<> It's time for drivers to watch out for moose | The Daily Gazette
 

Subscriber login

blogs & columns

It's time for drivers to watch out for moose

Blue Line Bulletin

It's time for drivers to watch out for moose

The state Department of Environmental Conservation on Tuesday issued a reminder to motorists that September and October are the peak times for moose activity in northern New York. (Shutterstock)
The state Department of Environmental Conservation on Tuesday issued a reminder to motorists that September and October are the peak times for moose activity in northern New York. (Shutterstock)

ADIRONDACKS — Heads up to drivers in the Adirondacks: It's once again time to watch out for moose.

The state Department of Environmental Conservation on Tuesday issued a reminder to motorists that September and October are the peak times for moose activity in northern New York, as the animals are wandering in search of mates.

"While this improves the opportunities for people to enjoy sighting of a moose, it also increases the danger of colliding with one on the roadway," the department said.

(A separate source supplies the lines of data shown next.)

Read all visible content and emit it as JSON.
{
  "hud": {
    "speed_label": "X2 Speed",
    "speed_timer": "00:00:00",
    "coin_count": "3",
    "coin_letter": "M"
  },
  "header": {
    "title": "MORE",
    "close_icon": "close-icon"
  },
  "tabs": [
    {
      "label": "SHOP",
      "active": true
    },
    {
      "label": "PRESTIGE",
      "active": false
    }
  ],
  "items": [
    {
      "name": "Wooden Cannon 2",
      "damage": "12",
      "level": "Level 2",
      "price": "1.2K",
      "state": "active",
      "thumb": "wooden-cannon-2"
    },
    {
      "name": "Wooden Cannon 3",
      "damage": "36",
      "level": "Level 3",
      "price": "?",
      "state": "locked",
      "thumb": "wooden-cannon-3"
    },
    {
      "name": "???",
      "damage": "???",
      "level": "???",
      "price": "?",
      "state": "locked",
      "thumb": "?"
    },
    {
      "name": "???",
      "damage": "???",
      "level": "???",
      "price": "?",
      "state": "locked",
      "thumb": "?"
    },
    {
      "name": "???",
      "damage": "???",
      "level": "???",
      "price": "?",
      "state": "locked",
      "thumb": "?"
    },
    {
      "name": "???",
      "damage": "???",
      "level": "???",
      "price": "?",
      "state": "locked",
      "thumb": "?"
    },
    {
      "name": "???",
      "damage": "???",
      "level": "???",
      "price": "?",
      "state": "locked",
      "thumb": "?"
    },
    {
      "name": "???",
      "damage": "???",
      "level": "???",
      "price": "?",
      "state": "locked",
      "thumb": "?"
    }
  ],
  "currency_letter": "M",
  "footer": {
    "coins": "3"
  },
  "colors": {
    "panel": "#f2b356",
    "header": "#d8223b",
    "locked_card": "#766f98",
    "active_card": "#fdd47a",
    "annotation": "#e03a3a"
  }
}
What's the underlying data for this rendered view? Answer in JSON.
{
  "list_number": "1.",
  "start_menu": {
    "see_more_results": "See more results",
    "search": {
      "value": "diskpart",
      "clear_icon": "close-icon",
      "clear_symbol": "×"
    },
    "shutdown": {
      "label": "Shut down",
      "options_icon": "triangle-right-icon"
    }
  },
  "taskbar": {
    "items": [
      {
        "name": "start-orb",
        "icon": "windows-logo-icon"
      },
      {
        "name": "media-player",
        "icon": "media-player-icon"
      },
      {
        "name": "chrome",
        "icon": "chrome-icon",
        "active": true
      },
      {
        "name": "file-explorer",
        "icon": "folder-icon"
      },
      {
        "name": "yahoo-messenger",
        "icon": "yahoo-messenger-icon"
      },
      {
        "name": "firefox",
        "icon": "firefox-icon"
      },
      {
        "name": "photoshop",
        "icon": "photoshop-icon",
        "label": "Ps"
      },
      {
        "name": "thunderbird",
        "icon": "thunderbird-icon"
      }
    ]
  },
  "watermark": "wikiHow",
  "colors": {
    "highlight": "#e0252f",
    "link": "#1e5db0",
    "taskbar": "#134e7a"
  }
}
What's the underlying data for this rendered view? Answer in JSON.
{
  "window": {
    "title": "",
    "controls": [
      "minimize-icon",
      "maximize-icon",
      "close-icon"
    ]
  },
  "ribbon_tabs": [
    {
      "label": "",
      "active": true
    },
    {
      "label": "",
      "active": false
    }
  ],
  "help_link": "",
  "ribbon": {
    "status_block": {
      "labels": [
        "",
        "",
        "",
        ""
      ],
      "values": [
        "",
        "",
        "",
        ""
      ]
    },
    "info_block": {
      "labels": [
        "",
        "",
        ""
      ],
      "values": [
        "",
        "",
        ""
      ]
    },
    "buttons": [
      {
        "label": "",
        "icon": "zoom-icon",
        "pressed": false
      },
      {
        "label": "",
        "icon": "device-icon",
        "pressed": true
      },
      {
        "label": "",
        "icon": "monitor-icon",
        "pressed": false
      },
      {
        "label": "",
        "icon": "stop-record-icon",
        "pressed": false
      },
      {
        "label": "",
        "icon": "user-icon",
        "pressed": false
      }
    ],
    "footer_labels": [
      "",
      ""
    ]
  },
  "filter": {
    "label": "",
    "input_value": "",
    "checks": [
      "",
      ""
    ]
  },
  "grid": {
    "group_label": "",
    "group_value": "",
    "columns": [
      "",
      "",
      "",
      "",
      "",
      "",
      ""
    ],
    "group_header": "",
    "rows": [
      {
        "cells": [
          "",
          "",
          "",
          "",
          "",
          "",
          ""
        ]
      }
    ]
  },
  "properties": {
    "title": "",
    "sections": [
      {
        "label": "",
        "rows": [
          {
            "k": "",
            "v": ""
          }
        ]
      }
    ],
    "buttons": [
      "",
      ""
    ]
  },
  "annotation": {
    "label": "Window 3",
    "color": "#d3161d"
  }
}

Moose are much larger and taller than deer. Their larger body means that cause greater damage when struck, their height often causes them to impact the windshield of a car or pickup truck, not just the front of the vehicle. This past weekend, DEC said, there were three moose-vehicle accidents, and in each case the moose died. To date, there have been no recorded human fatalities resulting from an accident with a moose.

Moose are most active at dawn and dusk, which are times of poor visibility. Moose are especially difficult to see at night because of their dark brown to black coloring and their height -- which puts their head and much of their body above vehicle headlights.

The state's advise to drivers: Slow down in moose country, especially at dawn or dusk, watch roadsides for animal activity, and be extremely cautious is a moose is observed. It's okay to flash your lights or otherwise warn other drivers if you've seen a moose.

There are believed to be several hundred moose in the Adirondacks; they reside as far south as northern Saratoga County, and traveling animals are sometimes seen in the Capital Region.

More information about moose can be found on the DEC website at www.dec.ny.gov/animals/6964.html